“I think that's absolutely specious,” replied Gen. Amos. “I think that - and I've kept my mouth shut for a year and a half, and I think that's absolutely specious. I mean, I can't speak for him, but I can speak for myself.” (NPR Audio)
Meantime, Weirick says he faced months of retaliation and attempts to expel him from the case after he filed his whistleblower complaint with the Inspector General against Gen. Amos.
Once the criminal charges against the last two defendants were thrown out, Weirick says the guilty pleas of previous defendants who hadn’t had the benefit of discovery should have been vacated—but they weren’t.
On Sept. 21, 2013, Weirick wrote an email pressuring a former member of the commandant’s legal staff to step forward and “tell the truth.” That prompted a devastating chain of events that resulted in Weirick being called a “threat” and removed from his legal duties.
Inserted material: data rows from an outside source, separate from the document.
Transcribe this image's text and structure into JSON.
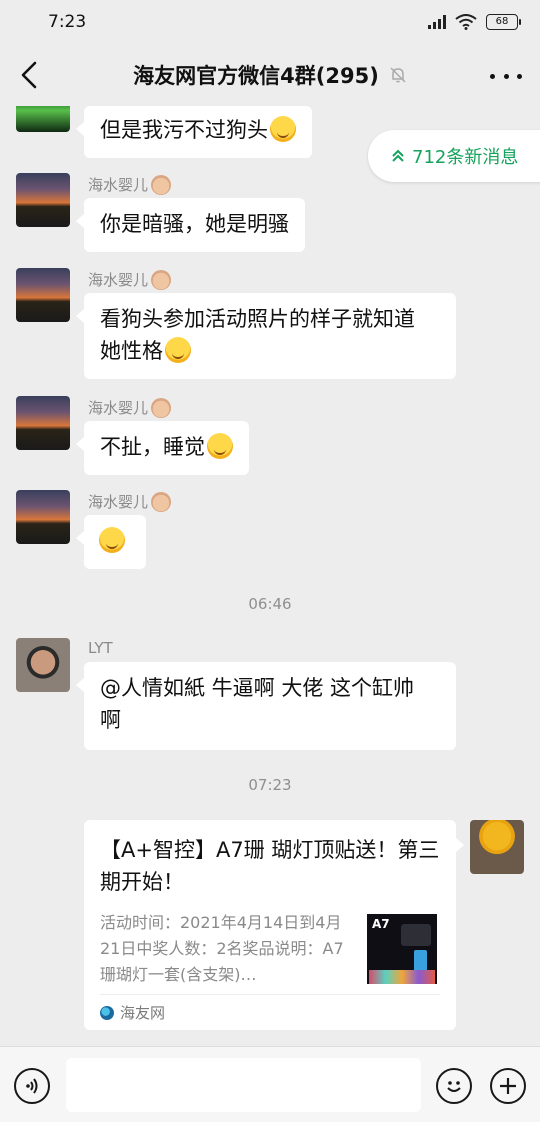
{
  "status_bar": {
    "time": "7:23",
    "battery": "68"
  },
  "header": {
    "title": "海友网官方微信4群(295)",
    "back_icon": "chevron-left-icon",
    "mute_icon": "bell-off-icon",
    "more_icon": "more-dots-icon"
  },
  "new_messages": {
    "label": "712条新消息",
    "icon": "double-chevron-up-icon"
  },
  "messages": [
    {
      "sender": "",
      "text": "但是我污不过狗头",
      "emoji": "laughing-tears-emoji"
    },
    {
      "sender": "海水婴儿",
      "text": "你是暗骚，她是明骚"
    },
    {
      "sender": "海水婴儿",
      "text_line1": "看狗头参加活动照片的样子就知道",
      "text_line2": "她性格",
      "emoji": "thinking-face-emoji"
    },
    {
      "sender": "海水婴儿",
      "text": "不扯，睡觉",
      "emoji": "persevering-face-emoji"
    },
    {
      "sender": "海水婴儿",
      "emoji": "thinking-face-emoji"
    },
    {
      "sender": "LYT",
      "text_line1": "@人情如紙  牛逼啊 大佬 这个缸帅",
      "text_line2": "啊"
    }
  ],
  "timestamps": [
    "06:46",
    "07:23"
  ],
  "link_card": {
    "title": "【A+智控】A7珊 瑚灯顶贴送！第三期开始！",
    "description": "活动时间：2021年4月14日到4月21日中奖人数：2名奖品说明：A7珊瑚灯一套(含支架)…",
    "thumb_label": "A7",
    "source": "海友网"
  },
  "input_bar": {
    "voice_icon": "voice-icon",
    "emoji_icon": "smile-icon",
    "plus_icon": "plus-icon",
    "placeholder": ""
  },
  "colors": {
    "background": "#ededed",
    "accent_green": "#15a35b",
    "bubble": "#ffffff"
  }
}
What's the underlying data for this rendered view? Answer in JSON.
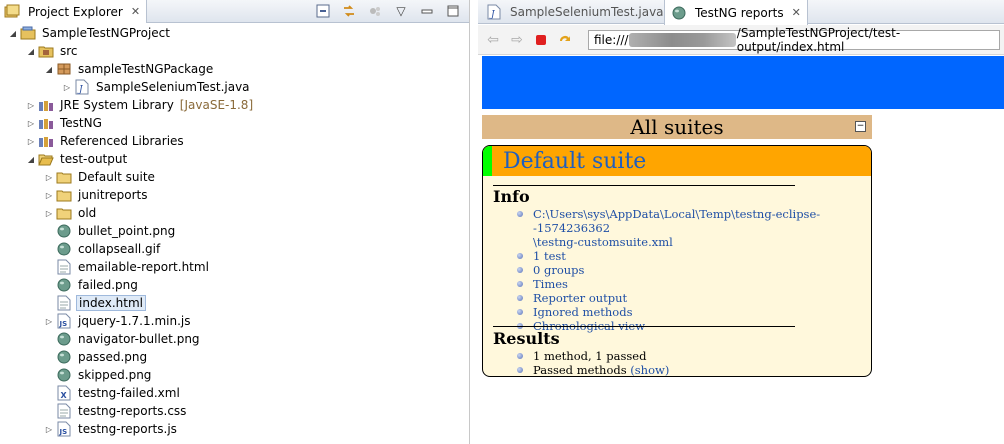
{
  "left_panel": {
    "tab_title": "Project Explorer",
    "tree": [
      {
        "label": "SampleTestNGProject",
        "indent": 0,
        "twisty": "open",
        "icon": "project-icon"
      },
      {
        "label": "src",
        "indent": 1,
        "twisty": "open",
        "icon": "source-folder-icon"
      },
      {
        "label": "sampleTestNGPackage",
        "indent": 2,
        "twisty": "open",
        "icon": "package-icon"
      },
      {
        "label": "SampleSeleniumTest.java",
        "indent": 3,
        "twisty": "closed",
        "icon": "java-file-icon"
      },
      {
        "label": "JRE System Library",
        "deco": "[JavaSE-1.8]",
        "indent": 1,
        "twisty": "closed",
        "icon": "library-icon"
      },
      {
        "label": "TestNG",
        "indent": 1,
        "twisty": "closed",
        "icon": "library-icon"
      },
      {
        "label": "Referenced Libraries",
        "indent": 1,
        "twisty": "closed",
        "icon": "library-icon"
      },
      {
        "label": "test-output",
        "indent": 1,
        "twisty": "open",
        "icon": "folder-open-icon"
      },
      {
        "label": "Default suite",
        "indent": 2,
        "twisty": "closed",
        "icon": "folder-icon"
      },
      {
        "label": "junitreports",
        "indent": 2,
        "twisty": "closed",
        "icon": "folder-icon"
      },
      {
        "label": "old",
        "indent": 2,
        "twisty": "closed",
        "icon": "folder-icon"
      },
      {
        "label": "bullet_point.png",
        "indent": 2,
        "twisty": "none",
        "icon": "image-file-icon"
      },
      {
        "label": "collapseall.gif",
        "indent": 2,
        "twisty": "none",
        "icon": "image-file-icon"
      },
      {
        "label": "emailable-report.html",
        "indent": 2,
        "twisty": "none",
        "icon": "text-file-icon"
      },
      {
        "label": "failed.png",
        "indent": 2,
        "twisty": "none",
        "icon": "image-file-icon"
      },
      {
        "label": "index.html",
        "indent": 2,
        "twisty": "none",
        "icon": "text-file-icon",
        "selected": true
      },
      {
        "label": "jquery-1.7.1.min.js",
        "indent": 2,
        "twisty": "closed",
        "icon": "js-file-icon"
      },
      {
        "label": "navigator-bullet.png",
        "indent": 2,
        "twisty": "none",
        "icon": "image-file-icon"
      },
      {
        "label": "passed.png",
        "indent": 2,
        "twisty": "none",
        "icon": "image-file-icon"
      },
      {
        "label": "skipped.png",
        "indent": 2,
        "twisty": "none",
        "icon": "image-file-icon"
      },
      {
        "label": "testng-failed.xml",
        "indent": 2,
        "twisty": "none",
        "icon": "xml-file-icon"
      },
      {
        "label": "testng-reports.css",
        "indent": 2,
        "twisty": "none",
        "icon": "text-file-icon"
      },
      {
        "label": "testng-reports.js",
        "indent": 2,
        "twisty": "closed",
        "icon": "js-file-icon"
      }
    ]
  },
  "right_panel": {
    "tabs": [
      {
        "label": "SampleSeleniumTest.java",
        "icon": "java-file-icon",
        "active": false
      },
      {
        "label": "TestNG reports",
        "icon": "globe-icon",
        "active": true
      }
    ],
    "url_prefix": "file:///",
    "url_suffix": "/SampleTestNGProject/test-output/index.html",
    "report": {
      "all_suites": "All suites",
      "collapse_glyph": "−",
      "suite_title": "Default suite",
      "info_title": "Info",
      "info_items": [
        "C:\\Users\\sys\\AppData\\Local\\Temp\\testng-eclipse--1574236362",
        "\\testng-customsuite.xml",
        "1 test",
        "0 groups",
        "Times",
        "Reporter output",
        "Ignored methods",
        "Chronological view"
      ],
      "results_title": "Results",
      "results_items": [
        "1 method, 1 passed"
      ],
      "passed_methods_label": "Passed methods",
      "show_link": "(show)"
    }
  },
  "colors": {
    "banner": "#0066ff",
    "all_suites_bg": "#deb887",
    "suite_header": "#ffa500",
    "suite_stripe": "#00ff00",
    "suite_body": "#fff8dc",
    "link": "#1f4fa5"
  }
}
First, Gen. Amos’ top civilian attorney issued a press statement that appeared to liken Weirick to the recent Navy Yard shooter in Washington D.C. who killed 12 people. Then, Weirick was treated as if he were a psychiatric risk—suspended from his normal job, urged to turn over his licensed personal firearms, and ordered to undergo a mental health evaluation (which he passed).
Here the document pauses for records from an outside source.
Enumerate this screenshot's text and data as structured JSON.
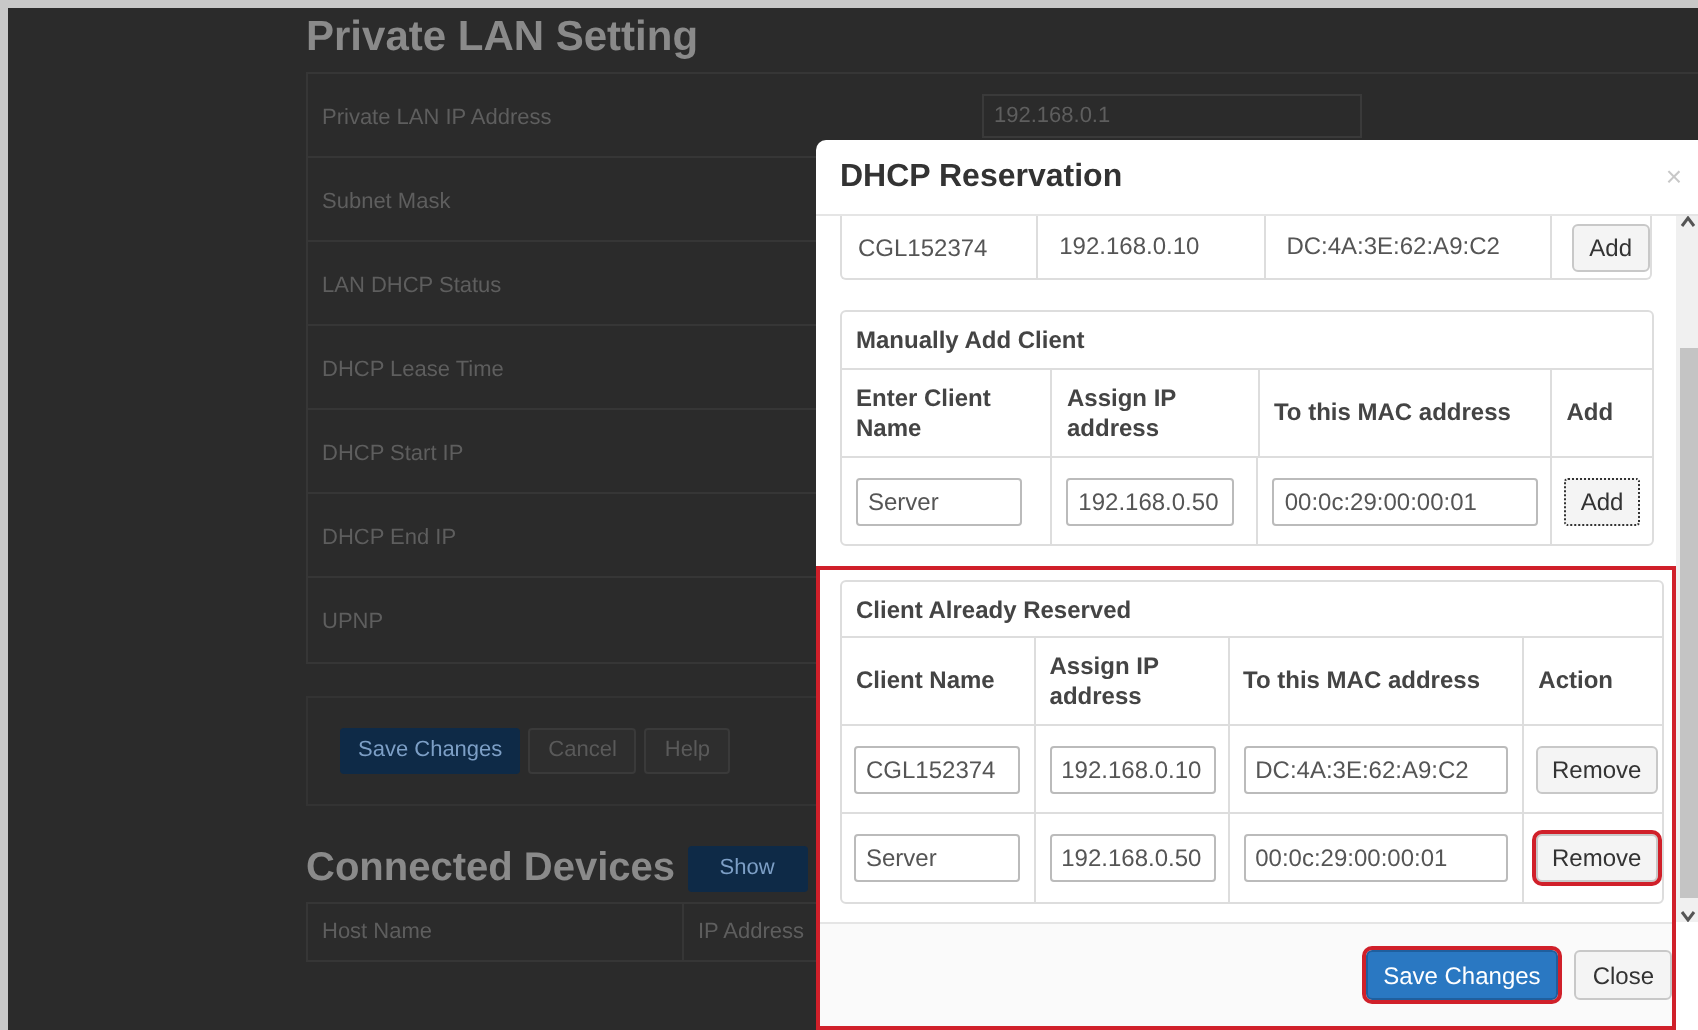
{
  "page": {
    "title": "Private LAN Setting",
    "settings": [
      {
        "label": "Private LAN IP Address",
        "value": "192.168.0.1"
      },
      {
        "label": "Subnet Mask"
      },
      {
        "label": "LAN DHCP Status"
      },
      {
        "label": "DHCP Lease Time"
      },
      {
        "label": "DHCP Start IP"
      },
      {
        "label": "DHCP End IP"
      },
      {
        "label": "UPNP"
      }
    ],
    "buttons": [
      {
        "label": "Save Changes",
        "kind": "primary"
      },
      {
        "label": "Cancel",
        "kind": "default"
      },
      {
        "label": "Help",
        "kind": "default"
      }
    ],
    "devices": {
      "title": "Connected Devices",
      "toggle": "Show",
      "columns": [
        "Host Name",
        "IP Address"
      ]
    }
  },
  "modal": {
    "title": "DHCP Reservation",
    "close": "×",
    "available_row": {
      "name": "CGL152374",
      "ip": "192.168.0.10",
      "mac": "DC:4A:3E:62:A9:C2",
      "action": "Add"
    },
    "manual": {
      "title": "Manually Add Client",
      "columns": [
        "Enter Client Name",
        "Assign IP address",
        "To this MAC address",
        "Add"
      ],
      "row": {
        "name": "Server",
        "ip": "192.168.0.50",
        "mac": "00:0c:29:00:00:01",
        "action": "Add",
        "focused": true
      }
    },
    "reserved": {
      "title": "Client Already Reserved",
      "highlighted": true,
      "columns": [
        "Client Name",
        "Assign IP address",
        "To this MAC address",
        "Action"
      ],
      "rows": [
        {
          "name": "CGL152374",
          "ip": "192.168.0.10",
          "mac": "DC:4A:3E:62:A9:C2",
          "action": "Remove",
          "highlighted": false
        },
        {
          "name": "Server",
          "ip": "192.168.0.50",
          "mac": "00:0c:29:00:00:01",
          "action": "Remove",
          "highlighted": true
        }
      ]
    },
    "footer": [
      {
        "label": "Save Changes",
        "kind": "primary",
        "highlighted": true
      },
      {
        "label": "Close",
        "kind": "default",
        "highlighted": false
      }
    ]
  }
}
“I knew things were going to be bad going in, but I wouldn’t be able to look myself in the mirror if I didn’t file the whistleblower complaint with the IG,” says Weirick.
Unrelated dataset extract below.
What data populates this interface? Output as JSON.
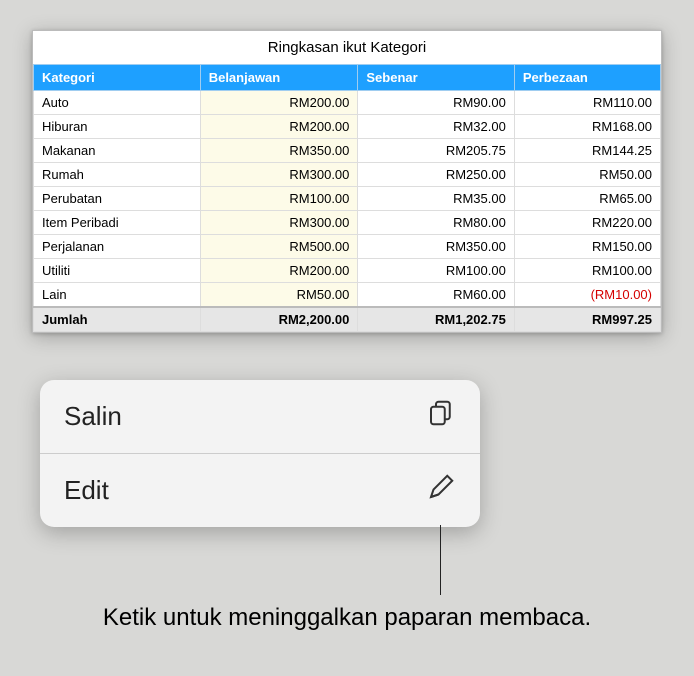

Weirick finds allies
Meantime, a group of former military lawyers and officers rallied around Weirick. On Oct. 22, 2013, 27 of them signed a letter to U.S. lawmakers calling for a Congressional inquiry, and accusing Gen. Amos of exerting unlawful command influence and depriving the accused Marines of due process.
"Worst of all, the one person who had the moral courage to report on these events fully, Maj. James Weirick, was…unfairly painted as mentally unstable and publicly compared in a press release by the commandant's top civilian lawyer, Robert Hogue, to a mass murderer,” reads the letter.
"To be sure, Maj. Weirick should be congratulated and most certainly not condemned, for bringing these issues to the forefront."
Several Democrats and Republicans on the Congressional Armed Services Committees weighed in on Weirick’s behalf.
Rep. Walter Jones (R-NC) says Maj. Weirick has suffered “unacceptable retribution… for doing what he thought was right as a Marine; as an attorney.”
Of nine Marines disciplined in the urination or related video cases, seven are now out of the Marine Corps.
The Information Security Oversight Office of the national archives recently determined that the Commandant’s classification of case materials was reasonable.
A spokesman for the U.S. Marine Corps adds that the ISOO determined “the classification decision was motivated by the safety of U.S. military personnel in Afghanistan and the protection of specific tactics, techniques, procedures, and equipment. Accordingly, the Marine Corps views any matter involving the appropriateness of having classified the materials as closed.”
The IG is expected to finish his investigation around the end of this month. Last month, he determined that the Marine Corps did not improperly prohibit Weirick from speaking to members of Congress about his allegations, or retaliate against him for communicating with members of Congress.
Weirick has formally asked the Navy Secretary to retract press statements that seemed to liken him to the Navy Yard killer. And though he’s been selected for promotion to Lt. Col., he may have prosecuted his last case: he’s never been allowed to return to his job in military justice.
“It’s like letting a Navy pilot stay in the Navy but telling him he can never fly again,” Weirick says.
Last May, a military appeals court threw out an 18-year sentence for a Marine staff sergeant found guilty of raping a civilian. That after several jurors acknowledged they were possibly influenced by Gen. Amos’ speaking tour urging harsher punishments.
Fidell says virtually no cases of unlawful command influence have been successfully prosecuted since 1951. “They dispose of these things in another way,” he says.